After the Dean’s speech, Peter Lucantoni, Cambridge University Press’s Senior Teacher Training Consultant, delivered his plenary address entitled “Learning is not a spectator sport.” In his address, Lucantoni emphasized the need to provide students with opportunities to talk about what they are learning, write reflectively about it, relate it to their past experiences, and apply it to their lives. He emphasized that allowing students to “learn by doing” and “trying” are fundamental concepts to the active learning philosophy.
Following the plenary address, Dr Khaled Al-Harthi, the ELI Vice-Dean for Development, and Mr Lucantoni awarded certificates to 18 Men’s Campus Train the Trainer program participants. These ELI teachers participated in a 30-hour face-to-face training course back in August and have been observed by Cambridge delivering workshops to the wider faculty on two different occasions this year. They have received coaching and feedback from both Peter and their peers. Mr Lucantoni said he was very impressed at the significant development of the new teacher trainers and the broad range of skills they have demonstrated during the current academic year.
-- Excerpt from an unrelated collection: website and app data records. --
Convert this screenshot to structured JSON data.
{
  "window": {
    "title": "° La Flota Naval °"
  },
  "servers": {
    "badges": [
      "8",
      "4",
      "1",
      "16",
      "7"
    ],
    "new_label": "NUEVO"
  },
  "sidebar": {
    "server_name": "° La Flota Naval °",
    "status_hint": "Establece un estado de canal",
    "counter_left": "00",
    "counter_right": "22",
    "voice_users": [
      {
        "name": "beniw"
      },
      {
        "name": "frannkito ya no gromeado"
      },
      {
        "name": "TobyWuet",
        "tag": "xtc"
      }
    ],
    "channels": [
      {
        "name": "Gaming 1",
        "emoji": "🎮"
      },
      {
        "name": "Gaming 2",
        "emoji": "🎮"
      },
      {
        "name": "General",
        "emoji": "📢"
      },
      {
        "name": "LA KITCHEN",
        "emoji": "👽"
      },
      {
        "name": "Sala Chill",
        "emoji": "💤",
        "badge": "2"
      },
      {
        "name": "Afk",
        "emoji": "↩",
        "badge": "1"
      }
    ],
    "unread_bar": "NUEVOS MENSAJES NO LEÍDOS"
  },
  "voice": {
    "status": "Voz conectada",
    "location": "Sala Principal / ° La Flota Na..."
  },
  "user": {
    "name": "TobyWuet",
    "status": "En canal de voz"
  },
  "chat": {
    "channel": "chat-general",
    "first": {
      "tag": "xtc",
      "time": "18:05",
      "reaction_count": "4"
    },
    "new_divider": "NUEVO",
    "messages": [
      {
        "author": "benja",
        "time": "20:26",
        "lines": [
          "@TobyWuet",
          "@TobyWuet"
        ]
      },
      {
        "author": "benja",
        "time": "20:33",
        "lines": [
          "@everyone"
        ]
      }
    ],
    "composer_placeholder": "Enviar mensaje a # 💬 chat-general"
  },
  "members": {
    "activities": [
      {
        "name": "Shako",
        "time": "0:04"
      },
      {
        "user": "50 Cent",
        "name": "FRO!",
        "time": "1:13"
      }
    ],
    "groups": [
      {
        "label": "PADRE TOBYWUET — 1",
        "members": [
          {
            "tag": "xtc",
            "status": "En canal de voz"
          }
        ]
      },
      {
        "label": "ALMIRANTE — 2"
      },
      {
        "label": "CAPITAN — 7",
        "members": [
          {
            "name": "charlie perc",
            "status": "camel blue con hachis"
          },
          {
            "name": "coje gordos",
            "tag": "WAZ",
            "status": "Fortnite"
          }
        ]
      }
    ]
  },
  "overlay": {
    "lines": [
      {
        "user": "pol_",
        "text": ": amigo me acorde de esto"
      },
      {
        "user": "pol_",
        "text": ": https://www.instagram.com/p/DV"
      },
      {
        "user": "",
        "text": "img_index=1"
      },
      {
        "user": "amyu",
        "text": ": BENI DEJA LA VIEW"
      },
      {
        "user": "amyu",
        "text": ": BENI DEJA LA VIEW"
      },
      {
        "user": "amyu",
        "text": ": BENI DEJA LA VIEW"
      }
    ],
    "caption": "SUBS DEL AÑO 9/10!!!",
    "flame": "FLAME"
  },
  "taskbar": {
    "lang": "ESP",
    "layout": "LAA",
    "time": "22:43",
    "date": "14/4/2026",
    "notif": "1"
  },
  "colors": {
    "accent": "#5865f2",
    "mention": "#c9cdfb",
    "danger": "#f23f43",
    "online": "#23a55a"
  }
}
He added, “Considering the wide range of skills of the course participants at the start of the course, it was very impressive to see how everyone successfully reached a very high standard.” He further remarked, “I’m confident that all of them can design and deliver effective training for their peers”, while also emphasizing that “everyone needs to be aware of the need to advance their own professional development”.
After the plenary was concluded, teachers on the Men’s Campus proceeded to Building 11 to attend workshops on a variety of topics including “Active Learning Strategies in Action”, “Integrating Augmented Reality into English Language Classrooms”, and “Building Rapport: How and Why?” Mr Lucntoni also conducted a workshop entitled “Active Learning in Practice”. In this workshop he especially focused on practical ways that listening and reading skills, often thought to be “passive” skills, can be taught from an active learning perspective and approach.
On the other side of campus, the Women's Campus held the symposium with Cambridge author and trainer Leslie Anne Hendra speaking on key elements of vocabulary learning and teaching, starting from a goal-based approach and touching on the importance of context, the interesting challenge of language selection, and ways of dealing with meaning.